Work required
If a line in the material below has the word "JSON", copy it.

======

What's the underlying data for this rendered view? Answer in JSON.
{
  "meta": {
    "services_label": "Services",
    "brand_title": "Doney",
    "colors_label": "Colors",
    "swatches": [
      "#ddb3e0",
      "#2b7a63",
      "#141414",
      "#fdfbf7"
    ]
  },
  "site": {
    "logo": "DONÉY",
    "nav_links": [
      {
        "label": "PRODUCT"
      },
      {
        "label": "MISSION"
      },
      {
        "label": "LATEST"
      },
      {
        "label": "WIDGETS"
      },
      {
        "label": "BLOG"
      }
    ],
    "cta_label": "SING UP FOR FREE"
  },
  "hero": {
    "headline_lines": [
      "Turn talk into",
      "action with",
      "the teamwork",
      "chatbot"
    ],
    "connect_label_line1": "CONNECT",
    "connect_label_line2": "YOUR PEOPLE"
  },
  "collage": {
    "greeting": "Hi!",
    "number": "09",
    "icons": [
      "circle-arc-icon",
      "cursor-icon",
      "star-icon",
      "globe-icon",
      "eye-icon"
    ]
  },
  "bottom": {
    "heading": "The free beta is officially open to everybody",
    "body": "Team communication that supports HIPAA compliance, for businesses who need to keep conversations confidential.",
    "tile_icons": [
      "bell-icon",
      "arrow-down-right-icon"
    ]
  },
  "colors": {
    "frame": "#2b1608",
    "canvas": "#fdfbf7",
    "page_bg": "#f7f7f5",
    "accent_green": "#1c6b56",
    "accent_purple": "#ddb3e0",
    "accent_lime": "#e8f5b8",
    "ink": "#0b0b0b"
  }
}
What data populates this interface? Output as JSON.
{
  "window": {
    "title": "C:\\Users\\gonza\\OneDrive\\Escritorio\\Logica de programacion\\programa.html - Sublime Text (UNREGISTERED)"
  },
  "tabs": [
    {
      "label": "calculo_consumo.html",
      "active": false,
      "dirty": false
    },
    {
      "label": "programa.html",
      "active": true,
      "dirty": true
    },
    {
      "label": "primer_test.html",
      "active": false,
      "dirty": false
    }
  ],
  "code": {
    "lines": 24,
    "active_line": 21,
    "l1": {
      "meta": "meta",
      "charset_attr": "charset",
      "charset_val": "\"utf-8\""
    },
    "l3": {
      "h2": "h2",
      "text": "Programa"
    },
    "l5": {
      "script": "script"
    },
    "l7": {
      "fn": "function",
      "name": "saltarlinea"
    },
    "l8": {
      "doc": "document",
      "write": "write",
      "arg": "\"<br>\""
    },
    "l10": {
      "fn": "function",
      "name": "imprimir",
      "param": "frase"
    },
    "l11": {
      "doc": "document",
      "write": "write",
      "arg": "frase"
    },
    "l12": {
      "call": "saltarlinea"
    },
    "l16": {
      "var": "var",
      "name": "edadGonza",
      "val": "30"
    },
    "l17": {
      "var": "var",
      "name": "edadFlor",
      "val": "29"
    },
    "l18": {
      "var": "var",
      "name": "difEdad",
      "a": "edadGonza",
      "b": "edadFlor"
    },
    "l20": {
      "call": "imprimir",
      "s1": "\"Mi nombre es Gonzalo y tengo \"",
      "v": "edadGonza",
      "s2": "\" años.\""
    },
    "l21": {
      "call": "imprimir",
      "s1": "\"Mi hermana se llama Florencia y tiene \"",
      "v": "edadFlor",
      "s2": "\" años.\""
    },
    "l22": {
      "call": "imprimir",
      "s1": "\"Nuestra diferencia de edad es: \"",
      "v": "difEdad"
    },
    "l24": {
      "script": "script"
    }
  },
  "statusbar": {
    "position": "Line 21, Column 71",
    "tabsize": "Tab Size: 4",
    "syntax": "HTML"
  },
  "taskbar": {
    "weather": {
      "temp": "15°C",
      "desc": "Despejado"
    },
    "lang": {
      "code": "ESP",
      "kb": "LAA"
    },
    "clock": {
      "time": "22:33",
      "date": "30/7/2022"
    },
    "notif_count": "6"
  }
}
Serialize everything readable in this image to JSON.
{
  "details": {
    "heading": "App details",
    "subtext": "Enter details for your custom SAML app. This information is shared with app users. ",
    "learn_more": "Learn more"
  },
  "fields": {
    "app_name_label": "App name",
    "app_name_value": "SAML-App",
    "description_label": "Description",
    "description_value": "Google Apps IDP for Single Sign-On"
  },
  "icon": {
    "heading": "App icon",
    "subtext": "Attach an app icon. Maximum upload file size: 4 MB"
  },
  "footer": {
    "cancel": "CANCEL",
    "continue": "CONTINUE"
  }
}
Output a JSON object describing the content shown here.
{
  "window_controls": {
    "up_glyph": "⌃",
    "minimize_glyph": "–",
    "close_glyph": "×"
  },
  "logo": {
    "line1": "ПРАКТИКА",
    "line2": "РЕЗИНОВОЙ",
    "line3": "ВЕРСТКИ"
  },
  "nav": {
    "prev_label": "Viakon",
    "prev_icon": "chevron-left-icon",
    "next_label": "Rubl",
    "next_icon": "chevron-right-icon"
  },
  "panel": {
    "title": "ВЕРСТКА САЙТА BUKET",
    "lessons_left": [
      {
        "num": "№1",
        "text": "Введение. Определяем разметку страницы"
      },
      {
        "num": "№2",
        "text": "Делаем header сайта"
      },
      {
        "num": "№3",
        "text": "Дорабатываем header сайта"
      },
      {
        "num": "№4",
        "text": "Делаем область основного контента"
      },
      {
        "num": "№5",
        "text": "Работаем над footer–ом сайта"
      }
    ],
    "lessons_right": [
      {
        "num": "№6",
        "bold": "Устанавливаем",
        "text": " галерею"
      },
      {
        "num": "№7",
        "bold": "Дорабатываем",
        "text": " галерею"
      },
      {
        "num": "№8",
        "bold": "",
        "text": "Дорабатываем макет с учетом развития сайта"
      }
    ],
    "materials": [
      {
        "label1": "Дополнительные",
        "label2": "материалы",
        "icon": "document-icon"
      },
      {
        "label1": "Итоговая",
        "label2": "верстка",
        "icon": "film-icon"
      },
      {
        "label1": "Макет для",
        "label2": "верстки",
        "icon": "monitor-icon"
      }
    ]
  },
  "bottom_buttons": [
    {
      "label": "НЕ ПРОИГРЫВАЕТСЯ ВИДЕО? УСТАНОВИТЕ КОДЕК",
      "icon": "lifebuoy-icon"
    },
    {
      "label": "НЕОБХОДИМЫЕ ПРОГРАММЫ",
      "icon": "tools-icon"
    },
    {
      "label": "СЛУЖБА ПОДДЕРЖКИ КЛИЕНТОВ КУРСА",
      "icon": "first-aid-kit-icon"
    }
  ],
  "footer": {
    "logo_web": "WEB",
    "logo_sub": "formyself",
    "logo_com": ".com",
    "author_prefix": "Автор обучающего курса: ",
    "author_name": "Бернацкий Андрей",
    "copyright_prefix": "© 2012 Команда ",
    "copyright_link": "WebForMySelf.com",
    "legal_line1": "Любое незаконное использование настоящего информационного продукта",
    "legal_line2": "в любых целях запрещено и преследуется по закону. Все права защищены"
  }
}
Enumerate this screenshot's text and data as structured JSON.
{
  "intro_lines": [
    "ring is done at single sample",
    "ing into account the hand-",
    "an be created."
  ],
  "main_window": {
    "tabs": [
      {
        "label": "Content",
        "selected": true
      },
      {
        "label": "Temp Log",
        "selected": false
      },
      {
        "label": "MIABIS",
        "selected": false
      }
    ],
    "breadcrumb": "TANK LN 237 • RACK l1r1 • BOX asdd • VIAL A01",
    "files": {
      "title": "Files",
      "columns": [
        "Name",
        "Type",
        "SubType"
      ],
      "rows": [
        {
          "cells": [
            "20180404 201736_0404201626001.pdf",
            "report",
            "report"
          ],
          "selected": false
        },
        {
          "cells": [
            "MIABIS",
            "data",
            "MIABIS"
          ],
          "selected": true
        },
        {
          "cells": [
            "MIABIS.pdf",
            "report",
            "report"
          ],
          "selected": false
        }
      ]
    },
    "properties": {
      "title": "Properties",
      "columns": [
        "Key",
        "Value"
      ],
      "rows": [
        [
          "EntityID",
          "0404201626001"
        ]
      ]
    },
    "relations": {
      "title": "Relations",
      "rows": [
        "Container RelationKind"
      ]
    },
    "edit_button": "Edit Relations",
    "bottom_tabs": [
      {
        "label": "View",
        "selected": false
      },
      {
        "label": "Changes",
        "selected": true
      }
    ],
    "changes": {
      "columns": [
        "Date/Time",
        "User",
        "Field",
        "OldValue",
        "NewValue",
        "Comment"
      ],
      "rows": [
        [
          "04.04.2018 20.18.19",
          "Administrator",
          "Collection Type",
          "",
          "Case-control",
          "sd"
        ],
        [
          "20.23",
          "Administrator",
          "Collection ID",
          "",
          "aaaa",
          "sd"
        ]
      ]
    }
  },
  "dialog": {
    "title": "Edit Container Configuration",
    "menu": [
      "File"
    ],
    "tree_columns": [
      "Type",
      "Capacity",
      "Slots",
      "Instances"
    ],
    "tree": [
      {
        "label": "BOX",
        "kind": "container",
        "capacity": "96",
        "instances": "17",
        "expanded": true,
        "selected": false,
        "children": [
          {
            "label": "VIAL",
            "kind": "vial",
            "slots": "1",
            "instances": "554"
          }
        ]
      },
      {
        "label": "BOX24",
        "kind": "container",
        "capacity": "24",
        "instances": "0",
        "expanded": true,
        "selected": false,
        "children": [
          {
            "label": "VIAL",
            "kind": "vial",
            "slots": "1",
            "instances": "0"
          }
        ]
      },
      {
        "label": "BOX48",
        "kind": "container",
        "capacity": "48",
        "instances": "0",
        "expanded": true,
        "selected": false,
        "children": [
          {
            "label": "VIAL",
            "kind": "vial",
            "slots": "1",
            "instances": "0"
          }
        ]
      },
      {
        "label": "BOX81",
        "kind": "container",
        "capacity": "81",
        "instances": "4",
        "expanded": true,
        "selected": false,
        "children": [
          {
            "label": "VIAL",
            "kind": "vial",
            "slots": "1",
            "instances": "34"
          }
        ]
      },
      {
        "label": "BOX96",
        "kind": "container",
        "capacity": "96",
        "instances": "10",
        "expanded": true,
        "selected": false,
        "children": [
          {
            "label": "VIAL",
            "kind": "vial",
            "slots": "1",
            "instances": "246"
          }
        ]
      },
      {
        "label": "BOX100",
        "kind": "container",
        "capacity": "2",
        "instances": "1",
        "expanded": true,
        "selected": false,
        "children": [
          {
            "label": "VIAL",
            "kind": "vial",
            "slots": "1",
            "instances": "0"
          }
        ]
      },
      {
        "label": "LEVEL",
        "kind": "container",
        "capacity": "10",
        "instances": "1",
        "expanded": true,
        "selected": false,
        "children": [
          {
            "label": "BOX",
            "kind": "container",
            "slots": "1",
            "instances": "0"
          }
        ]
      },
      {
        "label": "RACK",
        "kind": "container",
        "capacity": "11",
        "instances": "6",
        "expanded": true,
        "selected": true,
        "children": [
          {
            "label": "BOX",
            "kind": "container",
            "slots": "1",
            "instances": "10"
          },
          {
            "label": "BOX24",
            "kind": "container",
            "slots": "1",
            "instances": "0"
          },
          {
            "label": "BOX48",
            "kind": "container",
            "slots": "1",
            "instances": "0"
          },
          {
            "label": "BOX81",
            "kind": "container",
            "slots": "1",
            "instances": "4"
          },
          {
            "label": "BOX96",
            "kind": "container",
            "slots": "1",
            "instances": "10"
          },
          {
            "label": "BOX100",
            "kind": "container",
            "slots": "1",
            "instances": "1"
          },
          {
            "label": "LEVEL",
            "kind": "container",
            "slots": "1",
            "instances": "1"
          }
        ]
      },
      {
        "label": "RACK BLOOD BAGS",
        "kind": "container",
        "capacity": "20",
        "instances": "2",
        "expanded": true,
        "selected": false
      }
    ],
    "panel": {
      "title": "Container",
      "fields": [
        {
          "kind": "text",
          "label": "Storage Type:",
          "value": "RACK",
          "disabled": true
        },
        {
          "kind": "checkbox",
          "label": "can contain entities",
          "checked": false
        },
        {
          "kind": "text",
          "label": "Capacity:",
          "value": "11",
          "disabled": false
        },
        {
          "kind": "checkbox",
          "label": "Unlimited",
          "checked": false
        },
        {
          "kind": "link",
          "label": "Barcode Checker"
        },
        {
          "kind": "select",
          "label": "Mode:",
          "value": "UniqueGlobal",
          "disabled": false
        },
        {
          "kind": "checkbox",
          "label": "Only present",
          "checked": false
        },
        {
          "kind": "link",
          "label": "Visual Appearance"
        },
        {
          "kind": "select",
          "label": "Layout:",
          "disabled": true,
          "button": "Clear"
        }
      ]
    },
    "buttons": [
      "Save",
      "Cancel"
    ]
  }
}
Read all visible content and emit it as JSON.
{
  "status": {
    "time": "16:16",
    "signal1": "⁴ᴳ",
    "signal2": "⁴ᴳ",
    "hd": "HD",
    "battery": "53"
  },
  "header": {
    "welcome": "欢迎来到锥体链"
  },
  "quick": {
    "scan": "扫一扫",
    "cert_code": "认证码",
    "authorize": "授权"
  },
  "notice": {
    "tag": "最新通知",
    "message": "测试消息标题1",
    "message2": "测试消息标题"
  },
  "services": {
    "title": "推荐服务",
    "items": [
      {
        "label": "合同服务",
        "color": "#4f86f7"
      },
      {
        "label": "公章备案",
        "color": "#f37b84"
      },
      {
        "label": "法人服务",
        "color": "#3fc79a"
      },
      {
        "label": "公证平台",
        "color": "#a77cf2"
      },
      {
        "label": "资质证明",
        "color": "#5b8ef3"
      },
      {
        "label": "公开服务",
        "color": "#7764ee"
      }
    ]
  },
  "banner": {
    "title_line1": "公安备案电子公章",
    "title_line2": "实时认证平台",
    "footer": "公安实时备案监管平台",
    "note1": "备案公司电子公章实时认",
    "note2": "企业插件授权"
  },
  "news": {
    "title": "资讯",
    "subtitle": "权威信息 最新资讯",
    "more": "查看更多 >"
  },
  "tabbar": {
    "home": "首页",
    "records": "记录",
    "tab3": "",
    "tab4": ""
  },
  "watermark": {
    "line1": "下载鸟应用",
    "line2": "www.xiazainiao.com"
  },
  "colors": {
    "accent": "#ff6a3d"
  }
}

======

Completed task
What's the underlying data for this rendered view? Answer in JSON.
What data populates this interface? Output as JSON.
Serialize everything readable in this image to JSON.
Output a JSON object describing the content shown here.
Enumerate this screenshot's text and data as structured JSON.
Read all visible content and emit it as JSON.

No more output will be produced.